Each organization should tailor its CASL compliance approach based on the unique circumstances of that organization. Some organizations have large databases of contacts that were obtained from a variety of different sources and using a variety of methods, in which case, it may wish to consider seeking express consent. The benefit of express consent is that, once obtained, it is valid indefinitely until the person unsubscribes. On the other hand, if an organization relies on implied consent, these consents may be time-limited, in which case the organization will need to keep track of when those implied consents expire.
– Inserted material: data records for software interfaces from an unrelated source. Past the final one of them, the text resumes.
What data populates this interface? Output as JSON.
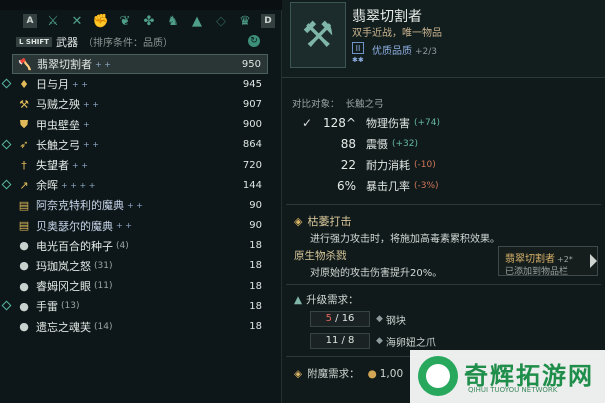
{
  "tabs": {
    "left_key": "A",
    "right_key": "D",
    "icons": [
      "weapon-class-icon",
      "crossed-tools-icon",
      "fist-icon",
      "paw-icon",
      "cluster-icon",
      "dragon-icon",
      "anvil-icon",
      "gem-icon",
      "crown-icon"
    ]
  },
  "category": {
    "shift": "L SHIFT",
    "title": "武器",
    "sort": "（排序条件：品质）"
  },
  "weapons": [
    {
      "name": "翡翠切割者",
      "tag": "+ +",
      "value": "950",
      "selected": true
    },
    {
      "name": "日与月",
      "tag": "+ +",
      "value": "945"
    },
    {
      "name": "马贼之殃",
      "tag": "+ +",
      "value": "907"
    },
    {
      "name": "甲虫壁垒",
      "tag": "+",
      "value": "900"
    },
    {
      "name": "长触之弓",
      "tag": "+ +",
      "value": "864"
    },
    {
      "name": "失望者",
      "tag": "+ +",
      "value": "720"
    },
    {
      "name": "余晖",
      "tag": "+ + + +",
      "value": "144"
    },
    {
      "name": "阿奈克特利的魔典",
      "tag": "+ +",
      "value": "90"
    },
    {
      "name": "贝奥瑟尔的魔典",
      "tag": "+ +",
      "value": "90"
    },
    {
      "name": "电光百合的种子",
      "count": "(4)",
      "value": "18"
    },
    {
      "name": "玛珈岚之怒",
      "count": "(31)",
      "value": "18"
    },
    {
      "name": "睿姆冈之眼",
      "count": "(11)",
      "value": "18"
    },
    {
      "name": "手雷",
      "count": "(13)",
      "value": "18"
    },
    {
      "name": "遗忘之魂芙",
      "count": "(14)",
      "value": "18"
    }
  ],
  "detail": {
    "title": "翡翠切割者",
    "desc": "双手近战，唯一物品",
    "quality_icon": "II",
    "quality_stars": "✱✱",
    "quality": "优质品质",
    "quality_bonus": "+2/3",
    "compare_label": "对比对象：",
    "compare_name": "长触之弓",
    "stats": [
      {
        "num": "128",
        "sup": "^",
        "label": "物理伤害",
        "delta": "(+74)",
        "dir": "up",
        "check": "✓"
      },
      {
        "num": "88",
        "label": "震慑",
        "delta": "(+32)",
        "dir": "up"
      },
      {
        "num": "22",
        "label": "耐力消耗",
        "delta": "(-10)",
        "dir": "down"
      },
      {
        "num": "6%",
        "label": "暴击几率",
        "delta": "(-3%)",
        "dir": "down"
      }
    ],
    "perk_title": "枯萎打击",
    "perk_desc": "进行强力攻击时，将施加高毒素累积效果。",
    "perk2_title": "原生物杀戮",
    "perk2_desc": "对原始的攻击伤害提升20%。",
    "upgrade_title": "升级需求：",
    "requirements": [
      {
        "have": "5",
        "need": "16",
        "name": "钢块",
        "sep": " / "
      },
      {
        "have": "11",
        "need": "8",
        "name": "海卵妞之爪",
        "sep": " / "
      }
    ],
    "enchant_label": "附魔需求：",
    "enchant_value": "1,00"
  },
  "tooltip": {
    "name": "翡翠切割者",
    "bonus": "+2*",
    "msg": "已添加到物品栏"
  },
  "watermark": {
    "text": "奇辉拓游网",
    "sub": "QIHUI TUOYOU NETWORK"
  },
  "colors": {
    "accent": "#56b3a0",
    "gold": "#d8c79a",
    "up": "#64b7a3",
    "down": "#d27559"
  }
}
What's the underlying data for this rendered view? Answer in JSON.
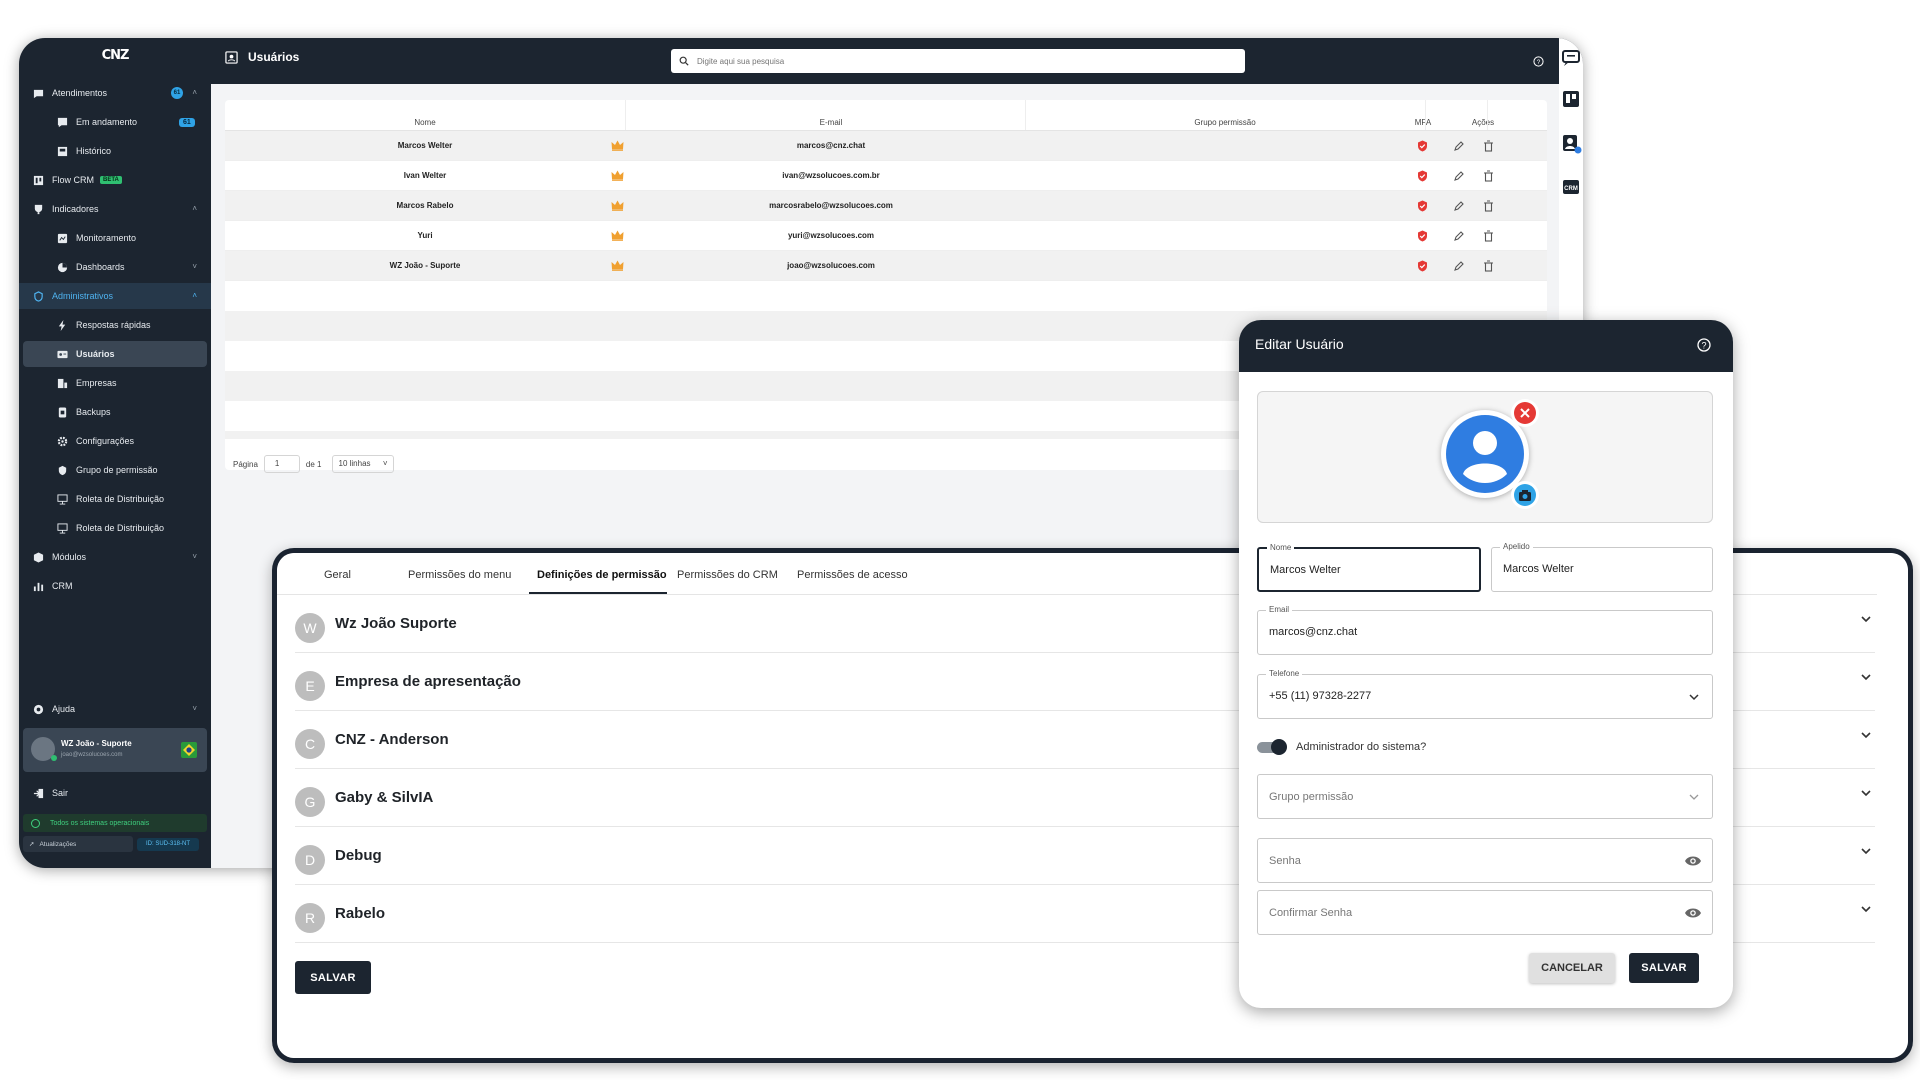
{
  "sidebar": {
    "brand": "CNZ",
    "items": [
      {
        "label": "Atendimentos",
        "count": "61"
      },
      {
        "label": "Em andamento",
        "badge": "61"
      },
      {
        "label": "Histórico"
      },
      {
        "label": "Flow CRM",
        "tag": "BETA"
      },
      {
        "label": "Indicadores"
      },
      {
        "label": "Monitoramento"
      },
      {
        "label": "Dashboards"
      },
      {
        "label": "Administrativos"
      },
      {
        "label": "Respostas rápidas"
      },
      {
        "label": "Usuários"
      },
      {
        "label": "Empresas"
      },
      {
        "label": "Backups"
      },
      {
        "label": "Configurações"
      },
      {
        "label": "Grupo de permissão"
      },
      {
        "label": "Roleta de Distribuição"
      },
      {
        "label": "Roleta de Distribuição"
      },
      {
        "label": "Módulos"
      },
      {
        "label": "CRM"
      }
    ],
    "help": "Ajuda",
    "user_name": "WZ João - Suporte",
    "user_email": "joao@wzsolucoes.com",
    "logout": "Sair",
    "status": "Todos os sistemas operacionais",
    "updates": "Atualizações",
    "id_label": "ID: SUD-318-NT"
  },
  "header": {
    "title": "Usuários",
    "search_placeholder": "Digite aqui sua pesquisa"
  },
  "table": {
    "columns": [
      "Nome",
      "E-mail",
      "Grupo permissão",
      "MFA",
      "Ações"
    ],
    "rows": [
      {
        "name": "Marcos Welter",
        "email": "marcos@cnz.chat"
      },
      {
        "name": "Ivan Welter",
        "email": "ivan@wzsolucoes.com.br"
      },
      {
        "name": "Marcos Rabelo",
        "email": "marcosrabelo@wzsolucoes.com"
      },
      {
        "name": "Yuri",
        "email": "yuri@wzsolucoes.com"
      },
      {
        "name": "WZ João - Suporte",
        "email": "joao@wzsolucoes.com"
      }
    ],
    "pager": {
      "label": "Página",
      "page": "1",
      "of": "de 1",
      "rows": "10 linhas"
    }
  },
  "permissions": {
    "tabs": [
      "Geral",
      "Permissões do menu",
      "Definições de permissão",
      "Permissões do CRM",
      "Permissões de acesso"
    ],
    "active_tab": 2,
    "groups": [
      {
        "initial": "W",
        "name": "Wz João Suporte"
      },
      {
        "initial": "E",
        "name": "Empresa de apresentação"
      },
      {
        "initial": "C",
        "name": "CNZ - Anderson"
      },
      {
        "initial": "G",
        "name": "Gaby & SilvIA"
      },
      {
        "initial": "D",
        "name": "Debug"
      },
      {
        "initial": "R",
        "name": "Rabelo"
      }
    ],
    "save_label": "SALVAR"
  },
  "modal": {
    "title": "Editar Usuário",
    "fields": {
      "nome_label": "Nome",
      "nome_value": "Marcos Welter",
      "apelido_label": "Apelido",
      "apelido_value": "Marcos Welter",
      "email_label": "Email",
      "email_value": "marcos@cnz.chat",
      "telefone_label": "Telefone",
      "telefone_value": "+55 (11) 97328-2277",
      "admin_label": "Administrador do sistema?",
      "grupo_placeholder": "Grupo permissão",
      "senha_placeholder": "Senha",
      "confirmar_placeholder": "Confirmar Senha"
    },
    "admin_enabled": true,
    "cancel_label": "CANCELAR",
    "save_label": "SALVAR"
  },
  "colors": {
    "dark": "#1c2530",
    "accent": "#2fa3e6",
    "crown": "#f0a030",
    "mfa": "#e53935"
  }
}
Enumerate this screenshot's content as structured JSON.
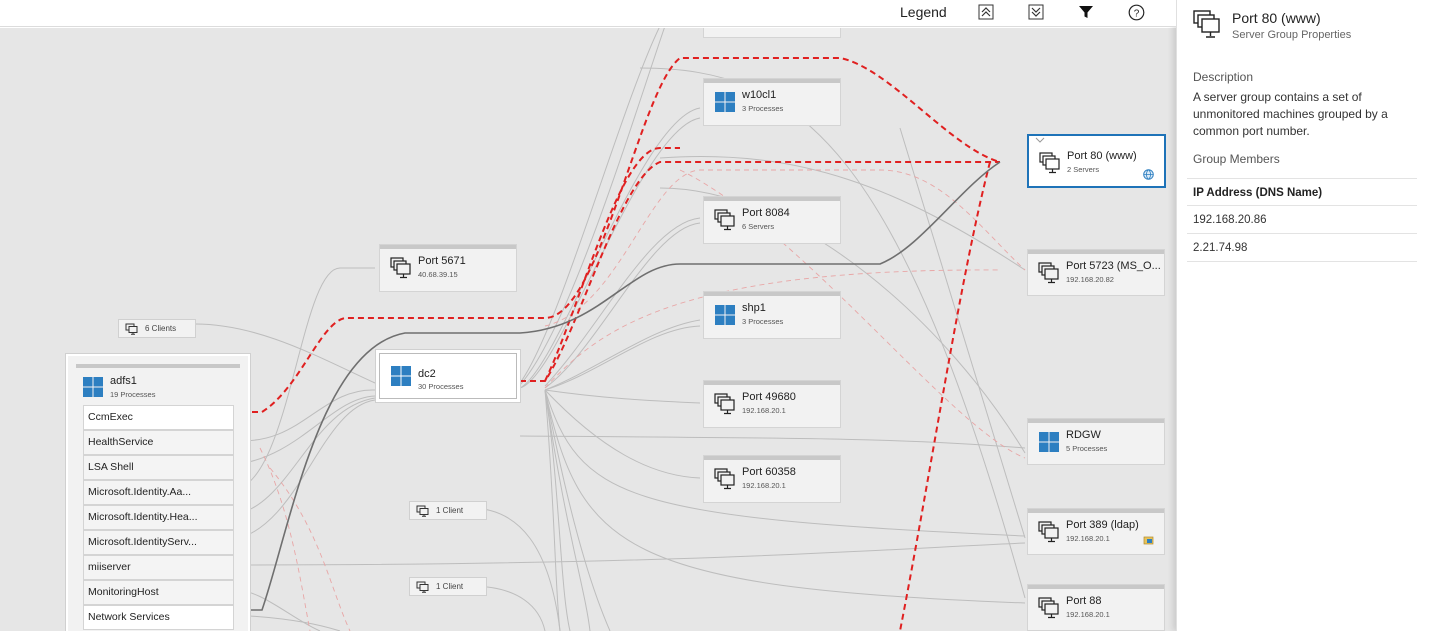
{
  "toolbar": {
    "legend_label": "Legend",
    "icons": [
      "expand-all-icon",
      "collapse-all-icon",
      "filter-icon",
      "help-icon"
    ]
  },
  "colors": {
    "selected_border": "#1e73b8",
    "failed_link": "#e02020",
    "windows_blue": "#2d7fc1",
    "canvas_bg": "#e6e6e6"
  },
  "nodes": {
    "w10cl1": {
      "title": "w10cl1",
      "sub": "3 Processes"
    },
    "port5671": {
      "title": "Port 5671",
      "sub": "40.68.39.15"
    },
    "port8084": {
      "title": "Port 8084",
      "sub": "6 Servers"
    },
    "shp1": {
      "title": "shp1",
      "sub": "3 Processes"
    },
    "dc2": {
      "title": "dc2",
      "sub": "30 Processes"
    },
    "port49680": {
      "title": "Port 49680",
      "sub": "192.168.20.1"
    },
    "port60358": {
      "title": "Port 60358",
      "sub": "192.168.20.1"
    },
    "port80": {
      "title": "Port 80 (www)",
      "sub": "2 Servers"
    },
    "port5723": {
      "title": "Port 5723 (MS_O...",
      "sub": "192.168.20.82"
    },
    "rdgw": {
      "title": "RDGW",
      "sub": "5 Processes"
    },
    "port389": {
      "title": "Port 389 (ldap)",
      "sub": "192.168.20.1"
    },
    "port88": {
      "title": "Port 88",
      "sub": "192.168.20.1"
    },
    "clients6": {
      "label": "6 Clients"
    },
    "client1a": {
      "label": "1 Client"
    },
    "client1b": {
      "label": "1 Client"
    }
  },
  "adfs1": {
    "title": "adfs1",
    "sub": "19 Processes",
    "processes": [
      "CcmExec",
      "HealthService",
      "LSA Shell",
      "Microsoft.Identity.Aa...",
      "Microsoft.Identity.Hea...",
      "Microsoft.IdentityServ...",
      "miiserver",
      "MonitoringHost",
      "Network Services"
    ]
  },
  "panel": {
    "title": "Port 80 (www)",
    "subtitle": "Server Group Properties",
    "description_heading": "Description",
    "description": "A server group contains a set of unmonitored machines grouped by a common port number.",
    "members_heading": "Group Members",
    "table_header": "IP Address (DNS Name)",
    "members": [
      "192.168.20.86",
      "2.21.74.98"
    ]
  }
}
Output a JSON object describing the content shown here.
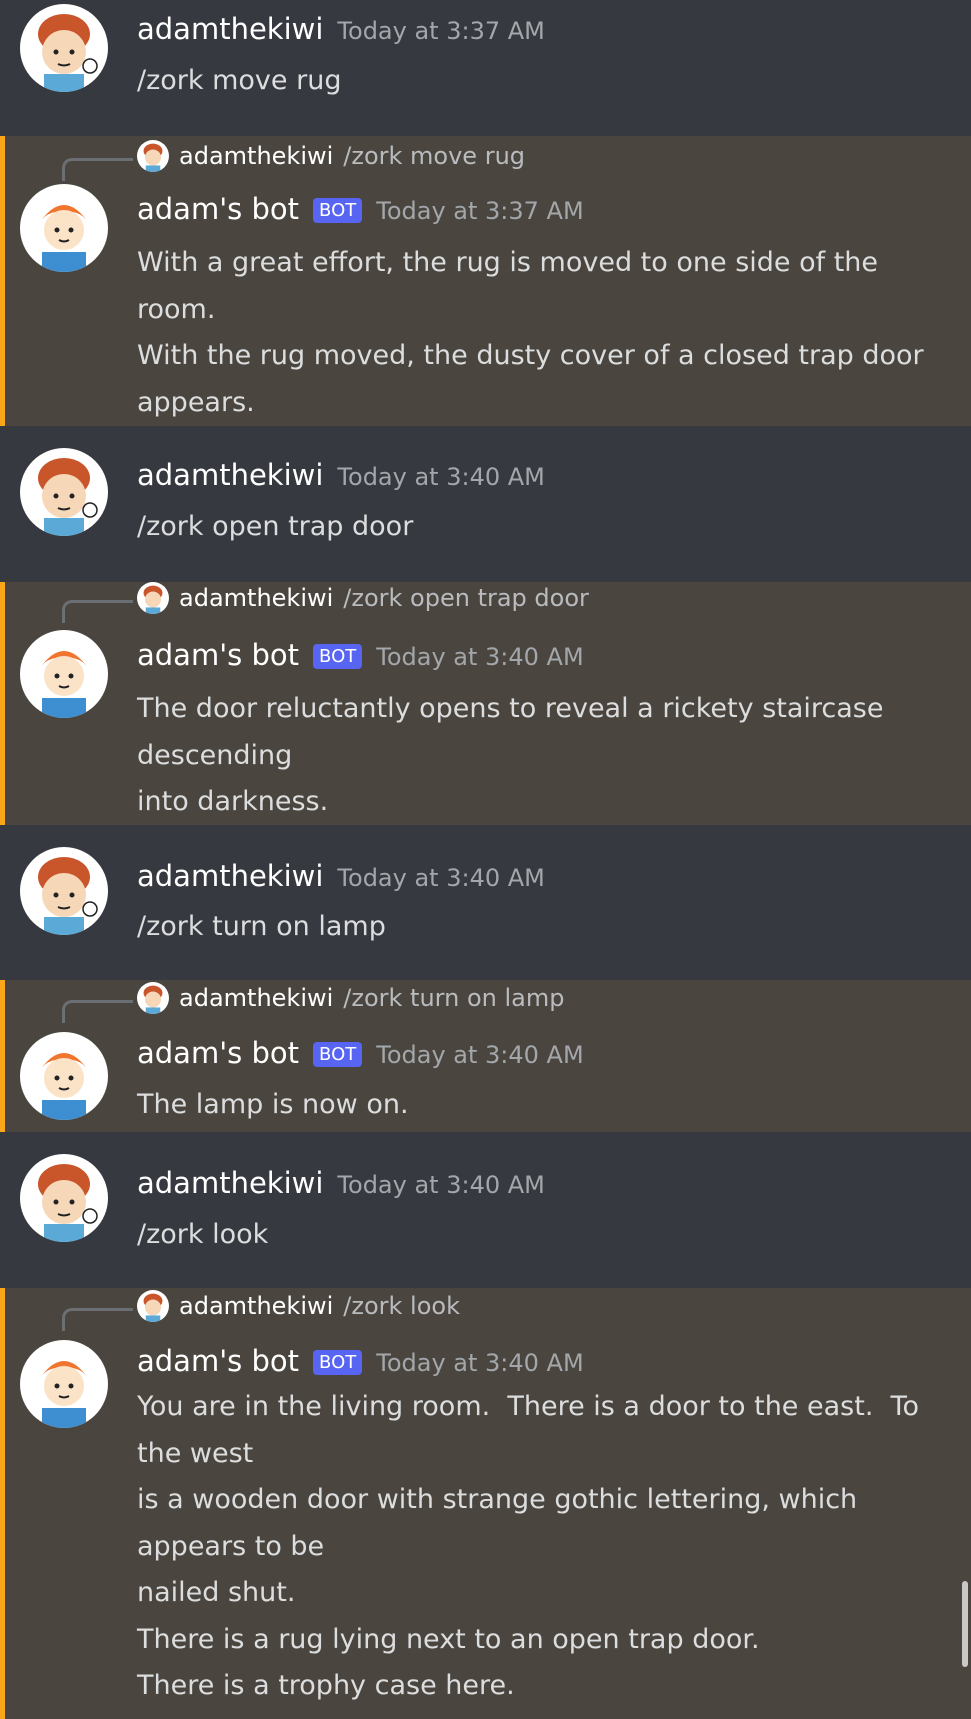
{
  "messages": [
    {
      "type": "user",
      "username": "adamthekiwi",
      "time": "Today at 3:37 AM",
      "lines": [
        "/zork move rug"
      ]
    },
    {
      "type": "bot",
      "username": "adam's bot",
      "badge": "BOT",
      "time": "Today at 3:37 AM",
      "reply": {
        "username": "adamthekiwi",
        "text": "/zork move rug"
      },
      "lines": [
        "With a great effort, the rug is moved to one side of the",
        "room.",
        "With the rug moved, the dusty cover of a closed trap door",
        "appears."
      ]
    },
    {
      "type": "user",
      "username": "adamthekiwi",
      "time": "Today at 3:40 AM",
      "lines": [
        "/zork open trap door"
      ]
    },
    {
      "type": "bot",
      "username": "adam's bot",
      "badge": "BOT",
      "time": "Today at 3:40 AM",
      "reply": {
        "username": "adamthekiwi",
        "text": "/zork open trap door"
      },
      "lines": [
        "The door reluctantly opens to reveal a rickety staircase",
        "descending",
        "into darkness."
      ]
    },
    {
      "type": "user",
      "username": "adamthekiwi",
      "time": "Today at 3:40 AM",
      "lines": [
        "/zork turn on lamp"
      ]
    },
    {
      "type": "bot",
      "username": "adam's bot",
      "badge": "BOT",
      "time": "Today at 3:40 AM",
      "reply": {
        "username": "adamthekiwi",
        "text": "/zork turn on lamp"
      },
      "lines": [
        "The lamp is now on."
      ]
    },
    {
      "type": "user",
      "username": "adamthekiwi",
      "time": "Today at 3:40 AM",
      "lines": [
        "/zork look"
      ]
    },
    {
      "type": "bot",
      "username": "adam's bot",
      "badge": "BOT",
      "time": "Today at 3:40 AM",
      "reply": {
        "username": "adamthekiwi",
        "text": "/zork look"
      },
      "lines": [
        "You are in the living room.  There is a door to the east.  To",
        "the west",
        "is a wooden door with strange gothic lettering, which",
        "appears to be",
        "nailed shut.",
        "There is a rug lying next to an open trap door.",
        "There is a trophy case here."
      ]
    }
  ],
  "colors": {
    "user_bg": "#36393f",
    "bot_bg": "#4a463f",
    "accent_bar": "#faa81a",
    "bot_badge": "#5865f2"
  },
  "icons": {
    "user_avatar": "cartoon-kiwi-avatar-icon",
    "bot_avatar": "cartoon-redhead-avatar-icon"
  }
}
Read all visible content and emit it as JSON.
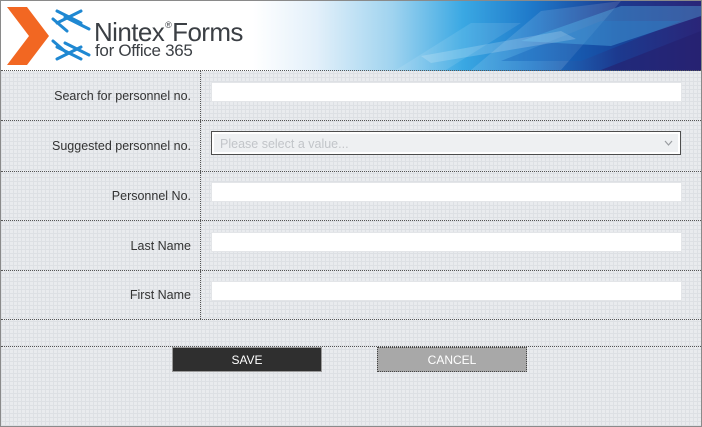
{
  "branding": {
    "title_main": "Nintex",
    "title_reg": "®",
    "title_product": "Forms",
    "subtitle": "for Office 365"
  },
  "form": {
    "search_personnel": {
      "label": "Search for personnel no.",
      "value": ""
    },
    "suggested_personnel": {
      "label": "Suggested personnel no.",
      "placeholder": "Please select a value..."
    },
    "personnel_no": {
      "label": "Personnel No.",
      "value": ""
    },
    "last_name": {
      "label": "Last Name",
      "value": ""
    },
    "first_name": {
      "label": "First Name",
      "value": ""
    }
  },
  "buttons": {
    "save": "SAVE",
    "cancel": "CANCEL"
  },
  "icons": {
    "logo": "nintex-logo-icon",
    "dropdown": "chevron-down-icon"
  },
  "colors": {
    "logo_orange": "#f26722",
    "logo_blue": "#1f88d2",
    "banner_dark": "#2a2578",
    "save_bg": "#2f2f2f",
    "cancel_bg": "#a8a8a8"
  }
}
Do keep in mind that, as of July 1, 2014, electronic requests for consent are themselves CEMs and should not be sent unless the organization has implied consent (as defined under CASL) to send the CEM in the first place and the CEM complies with CASL's form and content requirements, including requirements specific to requests for consent. Under CASL, the onus is on the sender to demonstrate that it has consent (either express or implied) to send a CEM. If an organization is unable to determine whether it has express or implied consent to send CEMs to a particular contact, the safest approach would be to remove that contact from its database.


Once an organization has decided on a path to CASL compliance, it should ensure that it is consistent in its approach. If CASL applies, we recommend developing a template email signature or footer that complies with the form and content requirements. Organizations should also consider whether any sign-up features, including on its website or at events, are CASL compliant. Creating a multidisciplinary approach that includes representatives from senior management in the marketing department and the development team will assist to create cost-effective targeted solutions to comply with CASL.

Members of the NFP sector should ensure that their practices are aligned with both CASL requirements and the expectations of its stakeholders. We have been advised by the regulators that enforcement is likely to be on a complaint basis. Therefore, going forward, organizations should monitor stakeholder take-up of opportunities to further engage with them and should also have an effective method for dealing with complaints about their e-communication practices.


A few weeks ago, the Canadian Radio-television and Telecommunications Commission (CRTC) published a Compliance and Enforcement Information Bulletin CRTC 2014-326: Guidelines to help businesses develop corporate compliance programs (Compliance Bulletin). The Compliance Bulletin provides general guidelines and best practices for businesses on the development of corporate compliance programs under CASL and is also useful for NFPs. The CRTC has stated that it recognizes that each organization is different and that not all of the components of a corporate compliance program described in the Compliance Bulletin may be appropriate for all organizations, depending on the organization's size and risk exposure. In particular, some of the best practices set out in the Compliance Bulletin may not be suitable to smaller organizations with limited resources. Therefore, while compliance is required regardless of an organization's size and whether or not it is a for-profit business, smaller NFPs with fewer resources are not expected to have the same types of compliance programs as larger organizations.